  • Improve Resources from the Revamped Office of Citizenship and New Americans. The legislation would require the newly revamped Office of Citizenship and New Americans in the Department of Homeland Security to enhance its efforts to integrate immigrants into our communities, promote instruction and training on citizenship responsibilities, and develop better educational materials for immigrants pursuing citizenship;

  • Increase Grants for State-Based New American Councils. To make sure we have the resources we need to improve the way we integrate immigrants, the legislation would increase federal investments for state-based New American Councils - groups of local business leaders, faith-based and community organization leaders, local elected officials, philanthropists and educators dedicated to providing better opportunities for our immigrant communities;

  • Raise National Awareness for New Opportunities. The legislation would direct Homeland Security Secretary Janet Napolitano to enhance public awareness of new educational and naturalization opportunities to make sure that our immigrant communities know that there is a path to a bright future available to them and their families.

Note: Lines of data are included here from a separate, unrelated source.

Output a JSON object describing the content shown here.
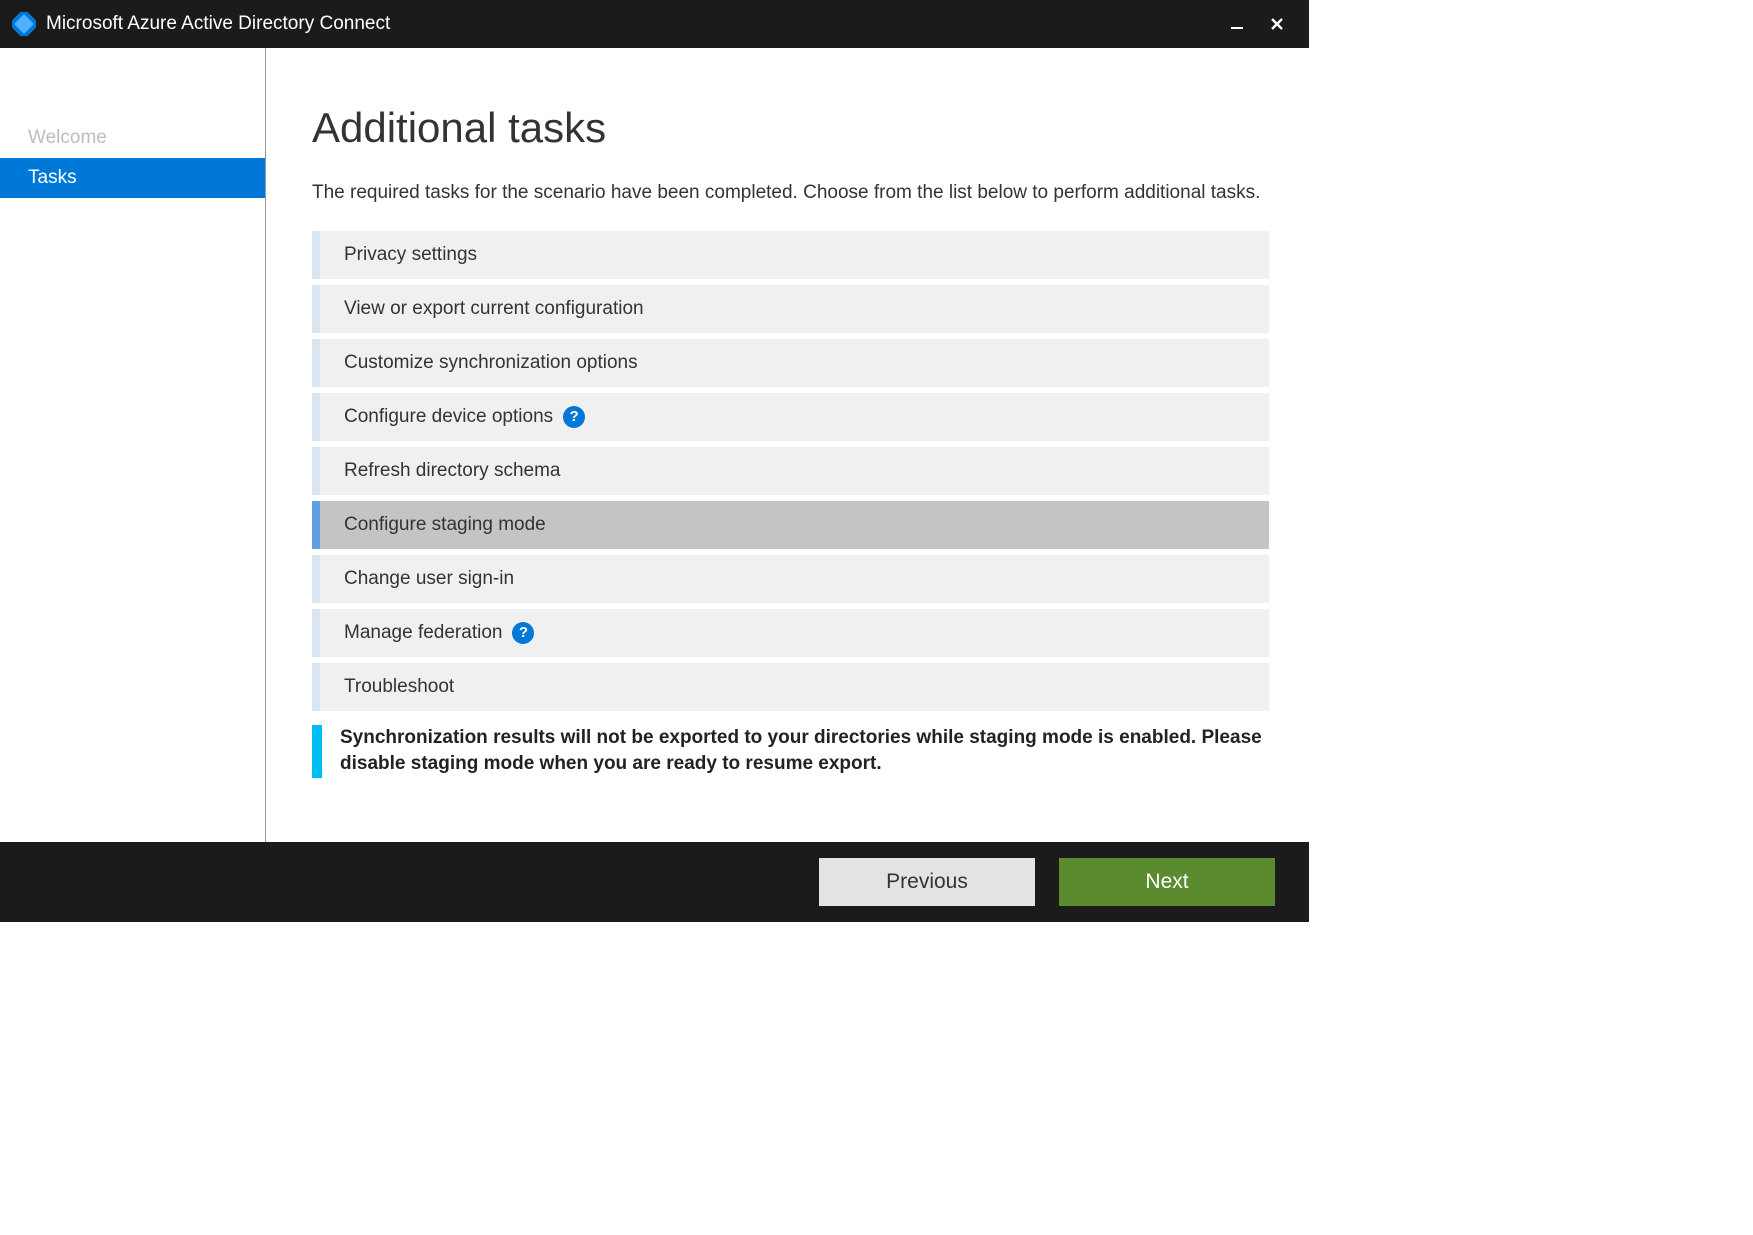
{
  "titlebar": {
    "title": "Microsoft Azure Active Directory Connect"
  },
  "sidebar": {
    "items": [
      {
        "label": "Welcome",
        "active": false
      },
      {
        "label": "Tasks",
        "active": true
      }
    ]
  },
  "main": {
    "heading": "Additional tasks",
    "subtitle": "The required tasks for the scenario have been completed. Choose from the list below to perform additional tasks.",
    "tasks": [
      {
        "label": "Privacy settings",
        "help": false,
        "selected": false
      },
      {
        "label": "View or export current configuration",
        "help": false,
        "selected": false
      },
      {
        "label": "Customize synchronization options",
        "help": false,
        "selected": false
      },
      {
        "label": "Configure device options",
        "help": true,
        "selected": false
      },
      {
        "label": "Refresh directory schema",
        "help": false,
        "selected": false
      },
      {
        "label": "Configure staging mode",
        "help": false,
        "selected": true
      },
      {
        "label": "Change user sign-in",
        "help": false,
        "selected": false
      },
      {
        "label": "Manage federation",
        "help": true,
        "selected": false
      },
      {
        "label": "Troubleshoot",
        "help": false,
        "selected": false
      }
    ],
    "notice": "Synchronization results will not be exported to your directories while staging mode is enabled. Please disable staging mode when you are ready to resume export."
  },
  "footer": {
    "previous": "Previous",
    "next": "Next"
  },
  "icons": {
    "help_glyph": "?"
  }
}
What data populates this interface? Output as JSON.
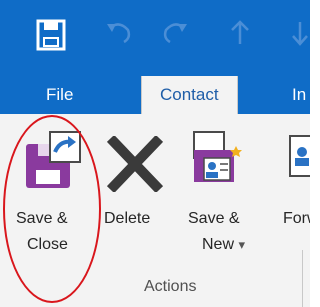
{
  "quick_access": {
    "icons": [
      "save-icon",
      "undo-icon",
      "redo-icon",
      "up-arrow-icon",
      "down-arrow-icon"
    ]
  },
  "tabs": [
    {
      "label": "File"
    },
    {
      "label": "Contact",
      "active": true
    },
    {
      "label": "In"
    }
  ],
  "ribbon": {
    "buttons": [
      {
        "line1": "Save &",
        "line2": "Close"
      },
      {
        "line1": "Delete",
        "line2": ""
      },
      {
        "line1": "Save &",
        "line2": "New",
        "dropdown": "▾"
      },
      {
        "line1": "Forw",
        "line2": ""
      }
    ],
    "group_label": "Actions"
  },
  "colors": {
    "title_bar": "#0f6cc7",
    "ribbon_bg": "#f3f3f3",
    "highlight_circle": "#d9161c"
  }
}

"We applaud Senator Gillibrand's leadership and vision," said Ana María Archila, Co-Executive Director, Make the Road New York. "Senator Gillibrand's bill rewards the leadership of educators and employers, including thousands of small business owners, who work hard to expand opportunities for immigrant workers to learn English and integrate fully into our society. This bill recognizes the importance of creating opportunities for integration of new Americans into the social and economic fabric of this country."

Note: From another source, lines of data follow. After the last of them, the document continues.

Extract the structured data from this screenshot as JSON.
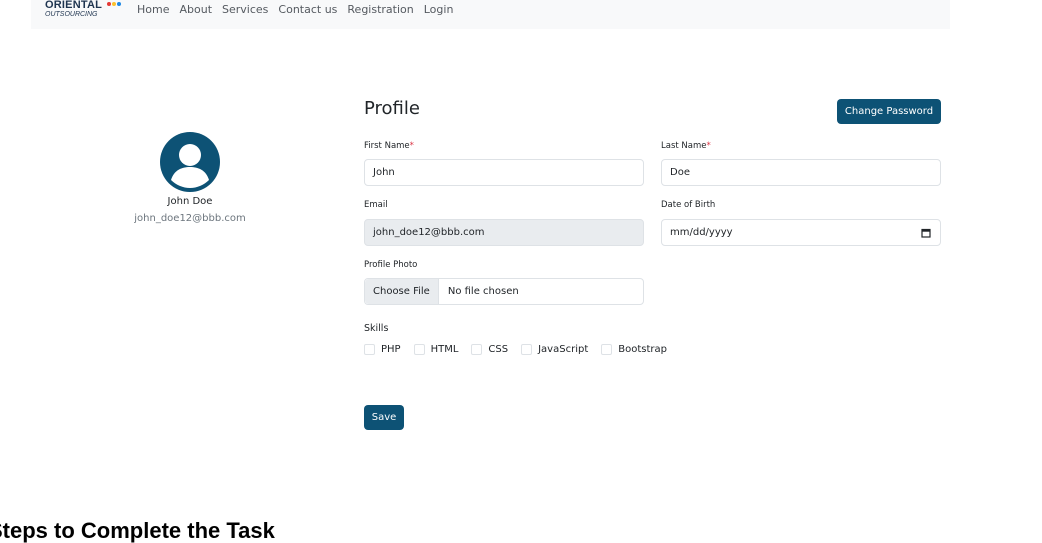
{
  "logo": {
    "top_text": "ORIENTAL",
    "bottom_text": "OUTSOURCING",
    "dot_colors": [
      "#e53935",
      "#fbc02d",
      "#1e88e5"
    ]
  },
  "nav": {
    "items": [
      {
        "label": "Home"
      },
      {
        "label": "About"
      },
      {
        "label": "Services"
      },
      {
        "label": "Contact us"
      },
      {
        "label": "Registration"
      },
      {
        "label": "Login"
      }
    ]
  },
  "profile_card": {
    "name": "John Doe",
    "email": "john_doe12@bbb.com",
    "avatar_icon": "user-circle-icon"
  },
  "form": {
    "title": "Profile",
    "change_password_label": "Change Password",
    "first_name_label": "First Name",
    "first_name_value": "John",
    "last_name_label": "Last Name",
    "last_name_value": "Doe",
    "required_mark": "*",
    "email_label": "Email",
    "email_value": "john_doe12@bbb.com",
    "dob_label": "Date of Birth",
    "dob_placeholder": "mm/dd/yyyy",
    "photo_label": "Profile Photo",
    "choose_file_label": "Choose File",
    "no_file_text": "No file chosen",
    "skills_label": "Skills",
    "skills": [
      {
        "label": "PHP",
        "checked": false
      },
      {
        "label": "HTML",
        "checked": false
      },
      {
        "label": "CSS",
        "checked": false
      },
      {
        "label": "JavaScript",
        "checked": false
      },
      {
        "label": "Bootstrap",
        "checked": false
      }
    ],
    "save_label": "Save"
  },
  "footer": {
    "heading": "Steps to Complete the Task"
  },
  "colors": {
    "primary": "#0d5275",
    "navbar_bg": "#f8f9fa",
    "required": "#dc3545"
  }
}
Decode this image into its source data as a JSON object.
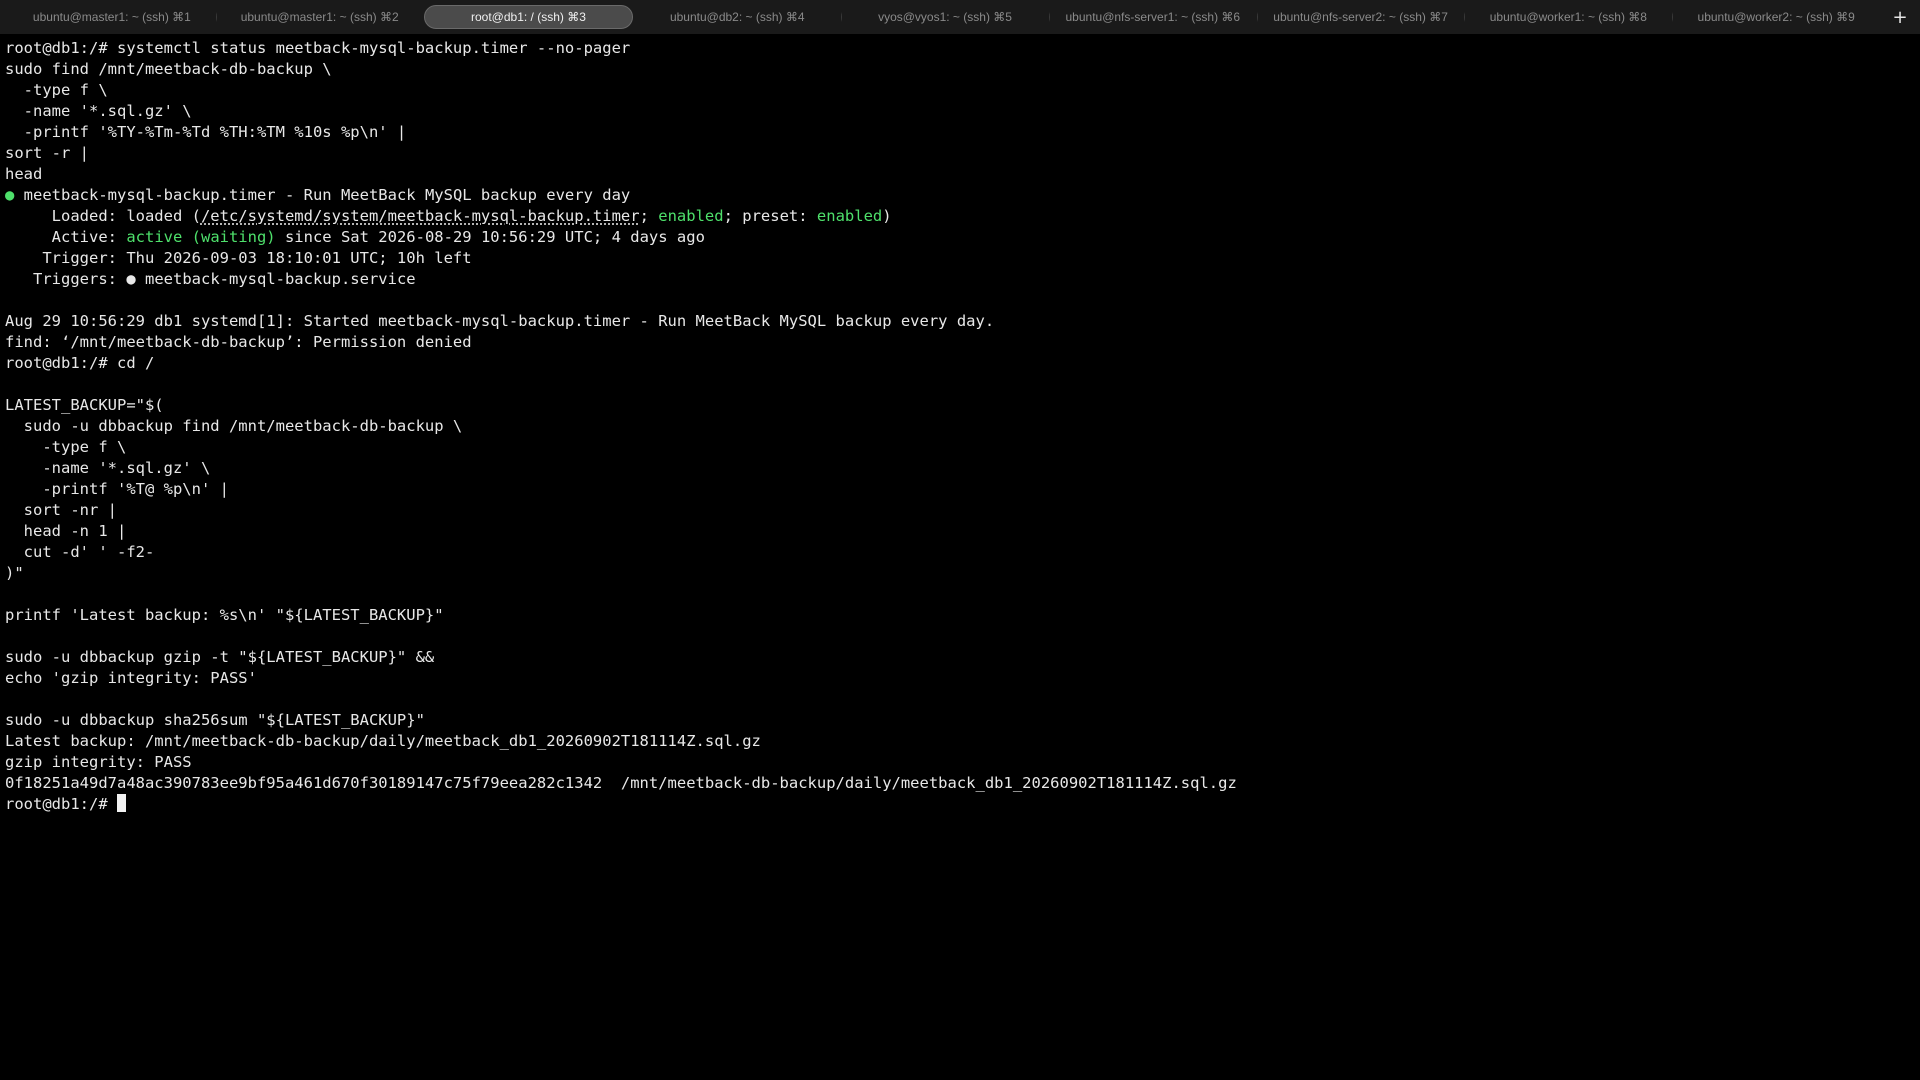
{
  "tabs": [
    {
      "label": "ubuntu@master1: ~ (ssh) ⌘1",
      "active": false
    },
    {
      "label": "ubuntu@master1: ~ (ssh) ⌘2",
      "active": false
    },
    {
      "label": "root@db1: / (ssh) ⌘3",
      "active": true
    },
    {
      "label": "ubuntu@db2: ~ (ssh) ⌘4",
      "active": false
    },
    {
      "label": "vyos@vyos1: ~ (ssh) ⌘5",
      "active": false
    },
    {
      "label": "ubuntu@nfs-server1: ~ (ssh) ⌘6",
      "active": false
    },
    {
      "label": "ubuntu@nfs-server2: ~ (ssh) ⌘7",
      "active": false
    },
    {
      "label": "ubuntu@worker1: ~ (ssh) ⌘8",
      "active": false
    },
    {
      "label": "ubuntu@worker2: ~ (ssh) ⌘9",
      "active": false
    }
  ],
  "new_tab_label": "+",
  "terminal": {
    "lines": [
      "root@db1:/# systemctl status meetback-mysql-backup.timer --no-pager",
      "sudo find /mnt/meetback-db-backup \\",
      "  -type f \\",
      "  -name '*.sql.gz' \\",
      "  -printf '%TY-%Tm-%Td %TH:%TM %10s %p\\n' |",
      "sort -r |",
      "head"
    ],
    "status": {
      "bullet": "●",
      "header": " meetback-mysql-backup.timer - Run MeetBack MySQL backup every day",
      "loaded_prefix": "     Loaded: loaded (",
      "loaded_path": "/etc/systemd/system/meetback-mysql-backup.timer",
      "loaded_sep1": "; ",
      "loaded_enabled": "enabled",
      "loaded_sep2": "; preset: ",
      "loaded_preset": "enabled",
      "loaded_suffix": ")",
      "active_prefix": "     Active: ",
      "active_state": "active (waiting)",
      "active_suffix": " since Sat 2026-08-29 10:56:29 UTC; 4 days ago",
      "trigger": "    Trigger: Thu 2026-09-03 18:10:01 UTC; 10h left",
      "triggers_prefix": "   Triggers: ",
      "triggers_bullet": "●",
      "triggers_suffix": " meetback-mysql-backup.service"
    },
    "lines_after": [
      "",
      "Aug 29 10:56:29 db1 systemd[1]: Started meetback-mysql-backup.timer - Run MeetBack MySQL backup every day.",
      "find: ‘/mnt/meetback-db-backup’: Permission denied",
      "root@db1:/# cd /",
      "",
      "LATEST_BACKUP=\"$(",
      "  sudo -u dbbackup find /mnt/meetback-db-backup \\",
      "    -type f \\",
      "    -name '*.sql.gz' \\",
      "    -printf '%T@ %p\\n' |",
      "  sort -nr |",
      "  head -n 1 |",
      "  cut -d' ' -f2-",
      ")\"",
      "",
      "printf 'Latest backup: %s\\n' \"${LATEST_BACKUP}\"",
      "",
      "sudo -u dbbackup gzip -t \"${LATEST_BACKUP}\" &&",
      "echo 'gzip integrity: PASS'",
      "",
      "sudo -u dbbackup sha256sum \"${LATEST_BACKUP}\"",
      "Latest backup: /mnt/meetback-db-backup/daily/meetback_db1_20260902T181114Z.sql.gz",
      "gzip integrity: PASS",
      "0f18251a49d7a48ac390783ee9bf95a461d670f30189147c75f79eea282c1342  /mnt/meetback-db-backup/daily/meetback_db1_20260902T181114Z.sql.gz"
    ],
    "prompt": "root@db1:/# "
  },
  "colors": {
    "background": "#000000",
    "foreground": "#e8e8e8",
    "accent_green": "#4ee06b",
    "tab_bar": "#1a1a1a",
    "active_tab": "#4b4b4b"
  }
}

"At LaGuardia Community College, we see new Americans hungry to learn English so they can obtain good jobs and get on the path towards citizenship.  In fact, we have a waiting list of hundreds of people wanting to learn English," said Gail O. Mellow, President of LaGuardia Community College. "Senator Gillibrand's proposal will help meet that demand and create the next generation of Americans who can build not only their future, but that of our nation."

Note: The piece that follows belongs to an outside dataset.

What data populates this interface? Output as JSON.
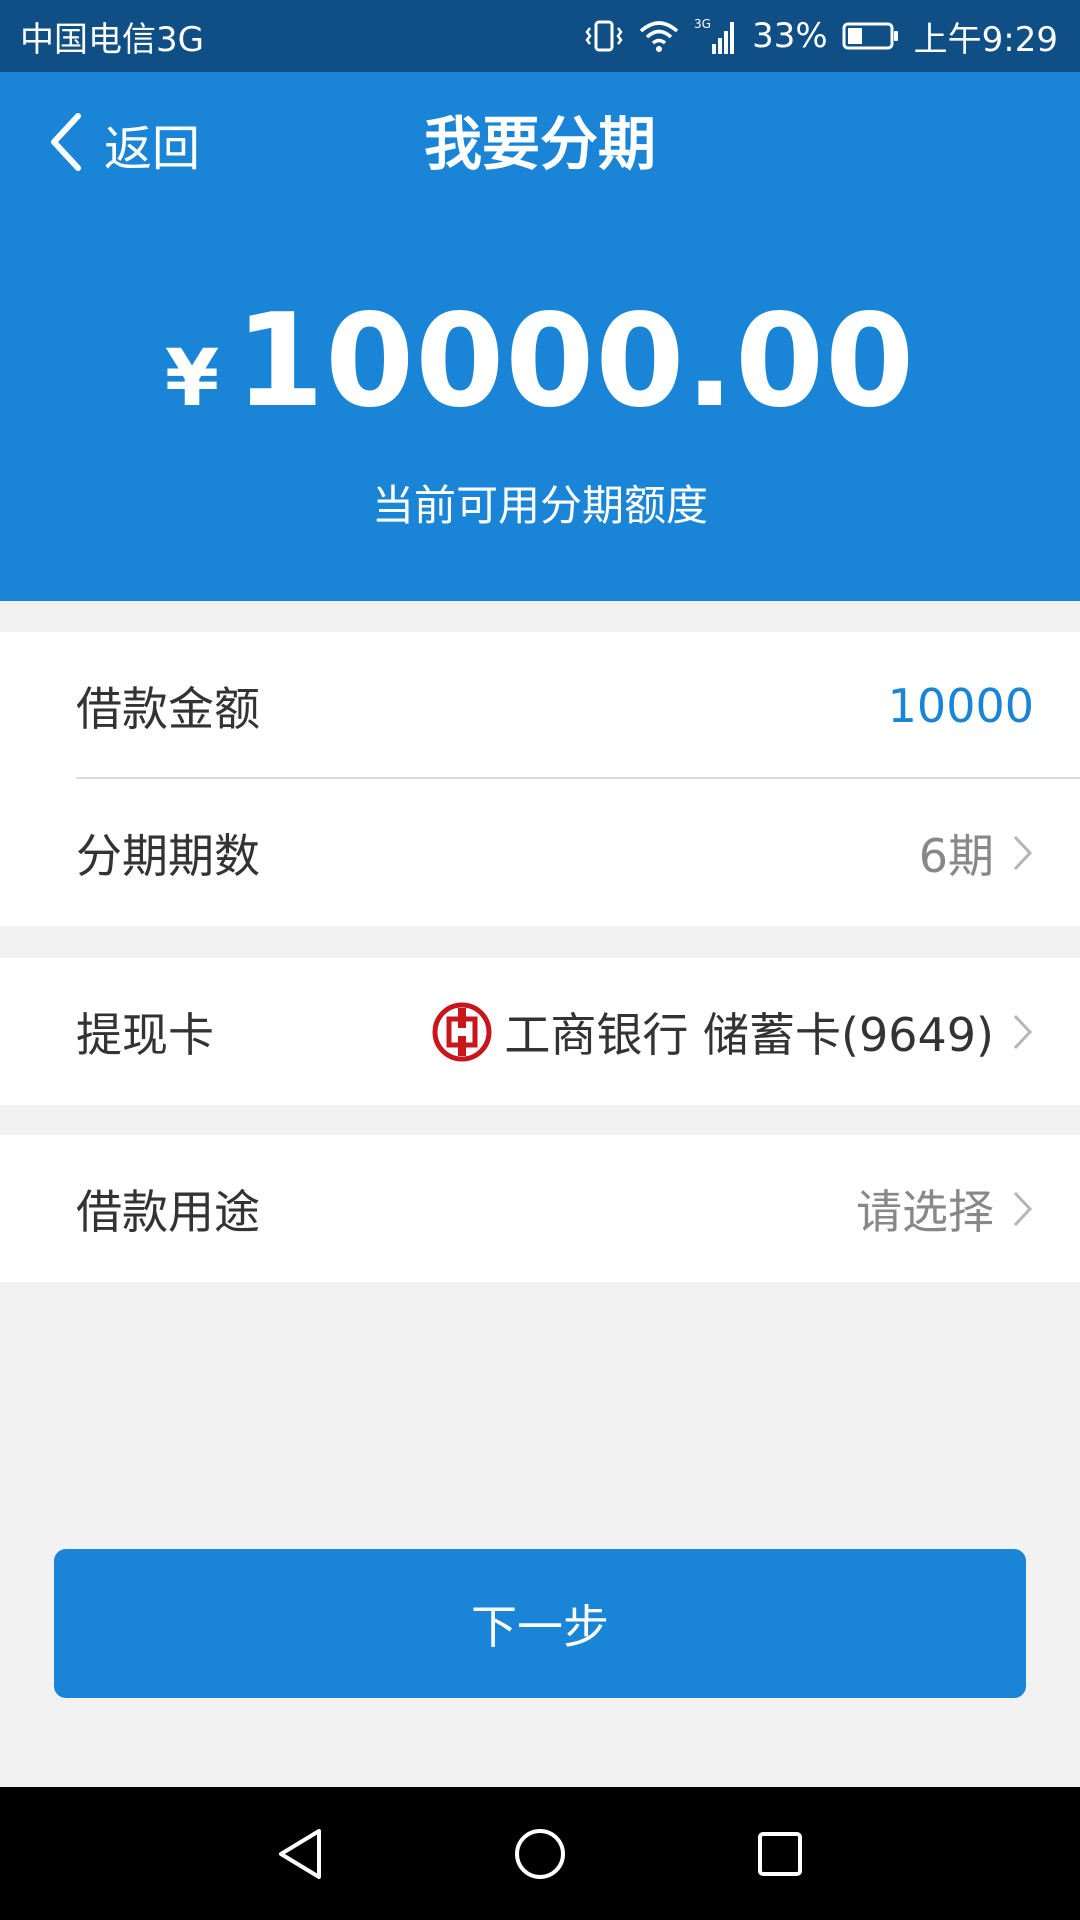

"Senators Gillibrand and Alexander are proposing legislation that will allow more Americans as well as newcomers to this nation to have greater economic opportunities through English language courses and by furthering their skills through adult education programs," said Lillian Rodriguez-Lopez, President of Hispanic Federation.  "During these difficult economic times, these programs are sorely needed in order to advance employment options for workers in this country."

"The U.S. Chamber of Commerce is proud to support this important bi-partisan legislation," said Randel K. Johnson, Senior Vice President of the Chamber.  "The employer tax credits provided in the bill will encourage large and small companies alike to offer programs to teach English to their employees," he added.  "The breadth of programs available under the proposed legislation provides a solid array of competent educational choices for businesses of every size and in every sector. The Chamber looks forward to a continued public-private partnership to help the American workforce obtain the tools it needs to succeed."

"Ten years ago, when I came to NYC, I paid thousands of dollars for English classes, but I had to stop studying because I couldn't continue to pay," said Freddy Castiblanco, a small business owner in Queens. "Although I have been able to succeed and open a small business, I also want to put to use all the knowledge I gained as a trained physician. I am eager to resume my studies in Public Health, but learning English is the first step. The bill introduced by Senator Gillibrand will expand opportunities for learning English for my employees as well as myself."

"I know that learning the English language is an important asset to any profession," said Carmen Ledesma, a small business owner in Queens. "Currently, I am studying English at Make the Road New York with one of my employees. We take time out to study English because we know that learning the language is crucial to the success of the business and a crucial skill for us to get ahead. Senator Gillibrand's legislation will make sure that more people like myself are able to access opportunities for learning English in our communities."